Most of us end up needing thyroid hormone replacement for life, even after putting Hashimoto’s into remission. But never stop taking your meds without a doctor’s support.
4. Or learn to look at your thyroid medication as an essential part of living for you.
Just like food and water, instead of looking at it negatively. Read this.
How Long Can You Go Without Thyroid Medication?
If you stop taking your medication, you can expect your thyroid symptoms such as fatigue, muscle pain, brain fog and hair loss for example, to return.
The longer you go without taking your medication, the lower your thyroid hormone levels will drop, thyroid symptoms are likely become more intense and the higher your risk for severe effects, such as myxedema coma as mentioned above, become.
The half-life of levothyroxine is 6-7 days, which means it takes about 4-5 weeks for your body to clear itself of levothyroxine completely. 
Therefore, you may feel fine for a month or two before you start to feel more unwell.

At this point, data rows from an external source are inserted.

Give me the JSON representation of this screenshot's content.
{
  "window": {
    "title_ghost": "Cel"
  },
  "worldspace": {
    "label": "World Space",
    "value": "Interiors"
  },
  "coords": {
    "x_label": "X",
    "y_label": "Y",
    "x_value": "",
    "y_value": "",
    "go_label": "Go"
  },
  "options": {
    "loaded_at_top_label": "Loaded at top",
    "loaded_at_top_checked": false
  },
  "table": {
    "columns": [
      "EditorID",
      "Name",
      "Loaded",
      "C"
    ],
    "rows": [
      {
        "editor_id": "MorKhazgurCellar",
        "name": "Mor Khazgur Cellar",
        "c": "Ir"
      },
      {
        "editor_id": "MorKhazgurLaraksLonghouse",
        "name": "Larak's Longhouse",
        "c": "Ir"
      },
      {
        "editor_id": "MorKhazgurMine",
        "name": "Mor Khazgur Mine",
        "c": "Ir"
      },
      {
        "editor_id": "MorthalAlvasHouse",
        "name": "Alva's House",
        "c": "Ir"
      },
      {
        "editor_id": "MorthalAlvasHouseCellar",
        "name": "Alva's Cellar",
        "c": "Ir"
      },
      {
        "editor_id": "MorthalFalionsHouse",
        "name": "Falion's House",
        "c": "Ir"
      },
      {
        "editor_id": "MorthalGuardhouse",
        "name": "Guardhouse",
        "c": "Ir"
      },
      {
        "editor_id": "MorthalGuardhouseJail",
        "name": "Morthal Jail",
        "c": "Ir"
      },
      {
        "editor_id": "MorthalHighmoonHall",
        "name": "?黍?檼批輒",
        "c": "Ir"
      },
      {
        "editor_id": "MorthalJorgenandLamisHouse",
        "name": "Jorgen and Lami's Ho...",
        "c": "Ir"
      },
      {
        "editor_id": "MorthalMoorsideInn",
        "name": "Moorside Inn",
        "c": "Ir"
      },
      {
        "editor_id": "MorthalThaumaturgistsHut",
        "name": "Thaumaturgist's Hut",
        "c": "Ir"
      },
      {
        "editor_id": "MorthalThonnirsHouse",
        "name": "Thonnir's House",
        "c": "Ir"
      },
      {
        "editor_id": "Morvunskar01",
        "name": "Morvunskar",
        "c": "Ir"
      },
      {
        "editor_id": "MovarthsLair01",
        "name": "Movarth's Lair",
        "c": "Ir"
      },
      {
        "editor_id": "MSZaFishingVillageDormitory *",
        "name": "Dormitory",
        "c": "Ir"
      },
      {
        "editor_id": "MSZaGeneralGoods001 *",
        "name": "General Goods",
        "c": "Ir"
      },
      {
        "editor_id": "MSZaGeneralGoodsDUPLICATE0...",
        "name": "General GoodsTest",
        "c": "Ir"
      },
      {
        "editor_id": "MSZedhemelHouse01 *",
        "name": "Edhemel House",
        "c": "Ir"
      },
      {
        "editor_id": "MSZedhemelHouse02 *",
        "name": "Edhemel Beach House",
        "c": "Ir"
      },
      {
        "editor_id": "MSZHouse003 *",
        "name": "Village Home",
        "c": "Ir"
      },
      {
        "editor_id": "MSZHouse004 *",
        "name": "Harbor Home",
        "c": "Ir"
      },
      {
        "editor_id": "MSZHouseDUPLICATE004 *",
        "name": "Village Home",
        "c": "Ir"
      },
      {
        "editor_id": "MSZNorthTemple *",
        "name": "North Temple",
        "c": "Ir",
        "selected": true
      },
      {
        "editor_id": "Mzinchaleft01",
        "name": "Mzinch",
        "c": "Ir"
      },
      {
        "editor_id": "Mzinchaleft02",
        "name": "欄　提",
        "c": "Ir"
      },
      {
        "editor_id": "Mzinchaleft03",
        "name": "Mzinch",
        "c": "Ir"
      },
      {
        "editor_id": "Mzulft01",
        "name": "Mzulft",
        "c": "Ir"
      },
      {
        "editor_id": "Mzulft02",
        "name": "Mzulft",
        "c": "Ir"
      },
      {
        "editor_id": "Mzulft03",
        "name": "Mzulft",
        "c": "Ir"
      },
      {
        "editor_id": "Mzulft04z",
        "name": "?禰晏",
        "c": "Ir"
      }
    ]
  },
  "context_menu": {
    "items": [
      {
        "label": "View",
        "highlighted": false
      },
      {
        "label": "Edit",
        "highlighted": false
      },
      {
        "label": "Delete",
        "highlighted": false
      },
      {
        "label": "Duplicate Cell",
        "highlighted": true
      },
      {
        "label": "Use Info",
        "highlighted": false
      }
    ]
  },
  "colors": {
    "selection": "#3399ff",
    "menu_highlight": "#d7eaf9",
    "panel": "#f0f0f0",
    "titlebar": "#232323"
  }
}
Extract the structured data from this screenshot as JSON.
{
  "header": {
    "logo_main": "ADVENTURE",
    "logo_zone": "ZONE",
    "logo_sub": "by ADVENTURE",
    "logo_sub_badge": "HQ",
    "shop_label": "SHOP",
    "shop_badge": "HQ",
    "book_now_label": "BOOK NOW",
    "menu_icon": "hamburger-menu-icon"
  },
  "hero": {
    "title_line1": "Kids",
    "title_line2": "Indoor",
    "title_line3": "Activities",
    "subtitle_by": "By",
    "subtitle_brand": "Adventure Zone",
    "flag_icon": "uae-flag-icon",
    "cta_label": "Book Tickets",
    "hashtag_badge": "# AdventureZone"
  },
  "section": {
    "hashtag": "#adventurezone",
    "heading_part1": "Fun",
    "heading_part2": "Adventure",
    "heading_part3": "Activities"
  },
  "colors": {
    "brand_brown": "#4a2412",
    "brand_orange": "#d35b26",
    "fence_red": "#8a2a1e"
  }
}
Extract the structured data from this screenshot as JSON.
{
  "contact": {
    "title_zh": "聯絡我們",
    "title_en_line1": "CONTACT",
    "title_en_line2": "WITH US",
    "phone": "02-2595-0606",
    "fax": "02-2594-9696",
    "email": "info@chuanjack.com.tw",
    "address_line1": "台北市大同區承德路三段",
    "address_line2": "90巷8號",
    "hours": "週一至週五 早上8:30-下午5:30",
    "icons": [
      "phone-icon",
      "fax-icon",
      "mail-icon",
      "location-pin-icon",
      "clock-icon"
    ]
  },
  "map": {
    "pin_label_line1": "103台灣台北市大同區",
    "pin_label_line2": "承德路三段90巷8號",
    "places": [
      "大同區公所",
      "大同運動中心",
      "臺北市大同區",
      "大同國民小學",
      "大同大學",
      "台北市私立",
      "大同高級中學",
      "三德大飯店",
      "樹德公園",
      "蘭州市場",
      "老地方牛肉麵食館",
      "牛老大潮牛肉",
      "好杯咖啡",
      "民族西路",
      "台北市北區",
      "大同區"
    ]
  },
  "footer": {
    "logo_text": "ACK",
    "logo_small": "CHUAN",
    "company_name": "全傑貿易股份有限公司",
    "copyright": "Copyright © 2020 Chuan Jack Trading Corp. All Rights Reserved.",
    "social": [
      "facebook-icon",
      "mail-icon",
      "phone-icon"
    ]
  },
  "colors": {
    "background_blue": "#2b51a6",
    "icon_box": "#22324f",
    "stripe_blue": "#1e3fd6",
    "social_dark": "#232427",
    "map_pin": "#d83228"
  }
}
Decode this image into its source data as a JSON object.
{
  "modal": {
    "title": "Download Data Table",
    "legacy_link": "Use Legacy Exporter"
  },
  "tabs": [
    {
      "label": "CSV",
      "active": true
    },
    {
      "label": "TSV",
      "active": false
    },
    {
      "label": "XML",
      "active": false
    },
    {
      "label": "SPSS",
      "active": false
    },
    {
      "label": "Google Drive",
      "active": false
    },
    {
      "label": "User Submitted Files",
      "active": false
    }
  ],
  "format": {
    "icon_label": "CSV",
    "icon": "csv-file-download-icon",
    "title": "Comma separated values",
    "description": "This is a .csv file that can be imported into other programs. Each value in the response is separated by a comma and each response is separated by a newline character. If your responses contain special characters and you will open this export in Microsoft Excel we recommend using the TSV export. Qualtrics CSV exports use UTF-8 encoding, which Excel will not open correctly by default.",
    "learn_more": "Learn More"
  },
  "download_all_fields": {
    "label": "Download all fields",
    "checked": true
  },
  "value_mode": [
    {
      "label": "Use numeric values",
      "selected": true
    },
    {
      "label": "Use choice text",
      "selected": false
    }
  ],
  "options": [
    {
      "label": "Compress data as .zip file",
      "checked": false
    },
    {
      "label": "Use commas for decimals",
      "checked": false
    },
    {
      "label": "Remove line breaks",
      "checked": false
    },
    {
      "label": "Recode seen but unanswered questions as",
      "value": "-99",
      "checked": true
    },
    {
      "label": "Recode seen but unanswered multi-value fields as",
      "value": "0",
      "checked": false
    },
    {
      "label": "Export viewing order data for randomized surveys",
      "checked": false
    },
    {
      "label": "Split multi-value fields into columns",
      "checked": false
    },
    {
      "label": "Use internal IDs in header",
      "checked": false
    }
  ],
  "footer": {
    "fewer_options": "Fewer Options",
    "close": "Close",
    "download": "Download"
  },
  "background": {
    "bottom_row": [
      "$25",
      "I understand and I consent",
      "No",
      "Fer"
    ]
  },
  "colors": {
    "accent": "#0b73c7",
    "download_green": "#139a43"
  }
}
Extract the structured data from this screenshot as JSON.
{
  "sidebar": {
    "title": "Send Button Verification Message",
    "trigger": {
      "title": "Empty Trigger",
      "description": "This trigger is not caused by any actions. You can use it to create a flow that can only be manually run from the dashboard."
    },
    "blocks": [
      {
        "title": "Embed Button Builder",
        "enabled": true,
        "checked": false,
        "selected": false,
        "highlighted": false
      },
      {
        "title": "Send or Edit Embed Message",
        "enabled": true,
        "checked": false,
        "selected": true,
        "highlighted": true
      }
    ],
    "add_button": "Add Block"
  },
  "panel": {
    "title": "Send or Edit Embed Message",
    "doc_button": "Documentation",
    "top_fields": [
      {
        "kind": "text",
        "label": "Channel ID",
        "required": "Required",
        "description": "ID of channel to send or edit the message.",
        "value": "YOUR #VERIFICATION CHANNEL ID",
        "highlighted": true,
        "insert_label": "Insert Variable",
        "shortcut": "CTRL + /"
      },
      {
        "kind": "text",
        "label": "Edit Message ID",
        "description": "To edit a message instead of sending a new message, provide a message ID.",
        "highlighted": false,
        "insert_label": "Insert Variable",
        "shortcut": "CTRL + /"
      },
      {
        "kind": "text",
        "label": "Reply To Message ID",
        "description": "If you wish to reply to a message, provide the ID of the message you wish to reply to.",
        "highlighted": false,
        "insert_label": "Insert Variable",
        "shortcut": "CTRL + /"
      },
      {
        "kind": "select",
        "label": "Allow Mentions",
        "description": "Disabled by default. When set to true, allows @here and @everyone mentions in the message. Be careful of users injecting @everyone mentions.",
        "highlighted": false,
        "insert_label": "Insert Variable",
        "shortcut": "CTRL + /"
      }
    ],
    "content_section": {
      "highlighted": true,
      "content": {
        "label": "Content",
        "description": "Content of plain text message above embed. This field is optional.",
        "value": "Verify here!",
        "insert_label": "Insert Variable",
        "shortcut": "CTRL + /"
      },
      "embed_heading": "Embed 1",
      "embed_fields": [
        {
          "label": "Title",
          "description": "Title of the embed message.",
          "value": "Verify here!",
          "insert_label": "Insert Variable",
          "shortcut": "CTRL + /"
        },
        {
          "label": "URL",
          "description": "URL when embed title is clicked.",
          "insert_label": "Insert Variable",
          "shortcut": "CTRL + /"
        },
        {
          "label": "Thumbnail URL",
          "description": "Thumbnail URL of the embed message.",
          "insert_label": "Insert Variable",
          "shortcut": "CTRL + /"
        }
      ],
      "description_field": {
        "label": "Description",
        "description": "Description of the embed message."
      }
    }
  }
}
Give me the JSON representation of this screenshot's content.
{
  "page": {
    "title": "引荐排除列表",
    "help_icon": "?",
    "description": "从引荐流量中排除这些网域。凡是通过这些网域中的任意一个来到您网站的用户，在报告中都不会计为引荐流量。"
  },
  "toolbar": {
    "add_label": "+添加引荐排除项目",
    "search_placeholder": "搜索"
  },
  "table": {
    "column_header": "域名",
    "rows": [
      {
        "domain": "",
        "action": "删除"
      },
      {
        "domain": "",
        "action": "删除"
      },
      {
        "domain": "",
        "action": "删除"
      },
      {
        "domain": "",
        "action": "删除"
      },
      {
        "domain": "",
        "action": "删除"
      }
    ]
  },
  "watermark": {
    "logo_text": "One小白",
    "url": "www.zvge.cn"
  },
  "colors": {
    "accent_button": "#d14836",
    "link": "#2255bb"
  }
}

Have you ever wondered what would happen if you stopped your meds? Let me know below.
You can click on the hyperlinks in the above post to learn more and see references to information given.
Learn more about how to make the most of your health with hypothyroidism. The book Be Your Own Thyroid Advocate: When You’re Sick and Tired of Being Sick and Tired builds on this article in detail and explains how to thrive with thyroid disease.✨ Like this article? Follow Rachel on Facebook | Instagram | Twitter | Pinterest for more great thyroid content. ✨
Rachel Hill is the highly ranked and multi-award winning thyroid patient advocate, writer, speaker and author behind The Invisible Hypothyroidism. Her thyroid advocacy work includes writing articles, authoring books, producing her Thyroid Family email newsletters and speaking on podcasts, as well as being a founding board member for the American College of Thyroidology. She is well-recognised as a crucial and influential contributor to the thyroid community and has a large social media presence. Her books include “Be Your Own Thyroid Advocate” and “You, Me and Hypothyroidism”.